Ars Bioarctica and the Field Notes expeditions to the Kilpisjärvi Field station (read the reports on Field Notes in Makery) also contain a multiplicity of radical art experiments. One example is ‘Machine Wilderness’ with various robotic equivalents of wildlife being tested, such as Antti Tenetz’s ‘Hawk Vision’ where drones with ultra violet sensors detect vole urine (something hawks have apparently forgotten to do) and asks if machine need training forests, or if AI’s need to learn how to fish like the Sami in a fast-flowing river.
Finally, in an interesting section on ritual, Kira O’Reilly’s performance experiment ‘What If This Is the Only World we know’ how the artist “collaborates with humans of various types and technologies and non-humans of numerous divergences including mosses, spiders, the sun, pigs, cell cultures, horses, micro-organisms, bicycles, rivers, landscapes, tundras, rocks, trees, shoes, food, books, air, moon and ravens”. Again, not entirely definable as bioart.

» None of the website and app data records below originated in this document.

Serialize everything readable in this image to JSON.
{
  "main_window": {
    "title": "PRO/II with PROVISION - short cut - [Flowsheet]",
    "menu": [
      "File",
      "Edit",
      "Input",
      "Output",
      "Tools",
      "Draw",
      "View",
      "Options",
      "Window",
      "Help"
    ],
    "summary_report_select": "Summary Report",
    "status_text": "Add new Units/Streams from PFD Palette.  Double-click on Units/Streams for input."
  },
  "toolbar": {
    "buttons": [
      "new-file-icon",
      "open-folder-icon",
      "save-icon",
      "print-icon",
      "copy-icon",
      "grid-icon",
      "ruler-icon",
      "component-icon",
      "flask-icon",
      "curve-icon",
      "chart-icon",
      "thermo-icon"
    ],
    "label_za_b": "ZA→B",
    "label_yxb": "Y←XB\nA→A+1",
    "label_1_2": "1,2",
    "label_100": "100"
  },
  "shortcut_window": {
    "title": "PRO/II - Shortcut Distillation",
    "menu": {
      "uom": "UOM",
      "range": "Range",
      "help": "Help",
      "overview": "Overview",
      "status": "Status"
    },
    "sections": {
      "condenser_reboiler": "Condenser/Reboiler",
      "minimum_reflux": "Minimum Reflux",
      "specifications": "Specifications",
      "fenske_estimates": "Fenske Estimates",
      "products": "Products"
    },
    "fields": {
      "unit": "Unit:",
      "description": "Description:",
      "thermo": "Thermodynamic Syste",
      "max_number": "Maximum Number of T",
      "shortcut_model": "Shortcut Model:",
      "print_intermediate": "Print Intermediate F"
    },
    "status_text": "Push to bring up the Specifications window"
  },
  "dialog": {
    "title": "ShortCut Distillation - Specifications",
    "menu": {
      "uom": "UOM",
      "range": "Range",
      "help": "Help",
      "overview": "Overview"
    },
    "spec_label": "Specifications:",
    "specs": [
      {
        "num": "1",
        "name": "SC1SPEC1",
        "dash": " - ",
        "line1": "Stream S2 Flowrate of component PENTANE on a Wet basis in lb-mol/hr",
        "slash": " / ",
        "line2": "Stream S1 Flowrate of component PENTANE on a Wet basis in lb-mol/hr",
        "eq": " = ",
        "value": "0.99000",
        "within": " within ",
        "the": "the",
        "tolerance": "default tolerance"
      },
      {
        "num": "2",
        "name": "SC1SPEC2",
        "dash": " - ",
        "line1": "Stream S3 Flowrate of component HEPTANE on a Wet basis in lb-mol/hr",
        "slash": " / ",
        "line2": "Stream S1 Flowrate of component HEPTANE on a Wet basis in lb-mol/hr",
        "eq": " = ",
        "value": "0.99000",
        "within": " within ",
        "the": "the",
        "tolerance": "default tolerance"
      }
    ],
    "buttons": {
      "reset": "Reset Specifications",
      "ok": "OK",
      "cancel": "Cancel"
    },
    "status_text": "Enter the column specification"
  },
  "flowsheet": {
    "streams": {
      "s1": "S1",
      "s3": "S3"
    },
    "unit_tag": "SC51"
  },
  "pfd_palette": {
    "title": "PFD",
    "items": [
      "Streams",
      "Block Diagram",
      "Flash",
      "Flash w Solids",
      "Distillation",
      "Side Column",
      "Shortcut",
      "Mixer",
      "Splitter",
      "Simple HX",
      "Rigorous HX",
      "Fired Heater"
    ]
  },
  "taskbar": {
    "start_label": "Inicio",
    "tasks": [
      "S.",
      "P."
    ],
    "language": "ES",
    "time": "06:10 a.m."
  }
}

When I read the title of the essay ‘Illuminating Multiplicity – Against the Unbearable Whiteness of Bioart’ by Heather Davis, Elaine Gan & Terike Haapoja I immediately thought it was a cri-du-coeur against the whiteness and cleanness of the wetlab and the compulsory wearing of white coats (ever-contrary, Oron Catts insists on wearing a black labcoat). However, this was a useful challenge to the ‘transhuman’ and posthuman’ positions taken by many here, the lab not only being a white space but one dominated by white people. They write “The human, despite its apparent neutrality, should never be taken for granted as a neutral or inclusive position. This results in the ways that whiteness continues to claim a privileged access to the ‘natural’ because of its supposed neutrality, its production as the standard of the biological and ideological human. The so-called ‘posthuman’ turn in theory and art practice that, while necessarily calling attention to the violent division of human and non-human worlds, also serves to occlude the ways in which this division is used to justify the violence against nonwhite bodies”. Diverse artists here include Tamara Pertamina with her Crispr Sperm Bank, and Mother The Verb with Ivy Monteiro and Javier Stell-Frésquez, Paul Vanouse with his Labor project (read Paul Vanouse’s interview about his project in Makery – editor’s note) and others.
Perhaps the last word can go to Shruti Sunderraman, who took part in one of the recent Field Notes. In her endnote ’There is no Lost and Found department at the Kilpisjärvi Biological Station’. “I went looking for a lost thermos. I heard someone yell, “I can’t find my other sock!” We all found ourselves searching for belongings in a place that doesn’t have a Lost and Found department. …Befriend reindeers. Respect their need for distance. Be gentle to their caution. The mountain and the reindeer have outlived human conclusions. They do not have your lost charger. They have sensibilities to offer. Drop your apparatus. Let them test you now. If you have lost your compass at the Kilpisjärvi Biological Station, give up all will to find it. Some things ought to stay lost.”
As a curator I have followed the artistic and philosophical paths of many of the artists documented in ‘Art As We Don’t Know It’. It’s good to have them all in one place in this useful and dense volume.
‘Art As We Don’t Know It’ was edited by Erich Berger, Kasperi Mäki-Reinikka, Kira O’Reilly and Helena Sederholm.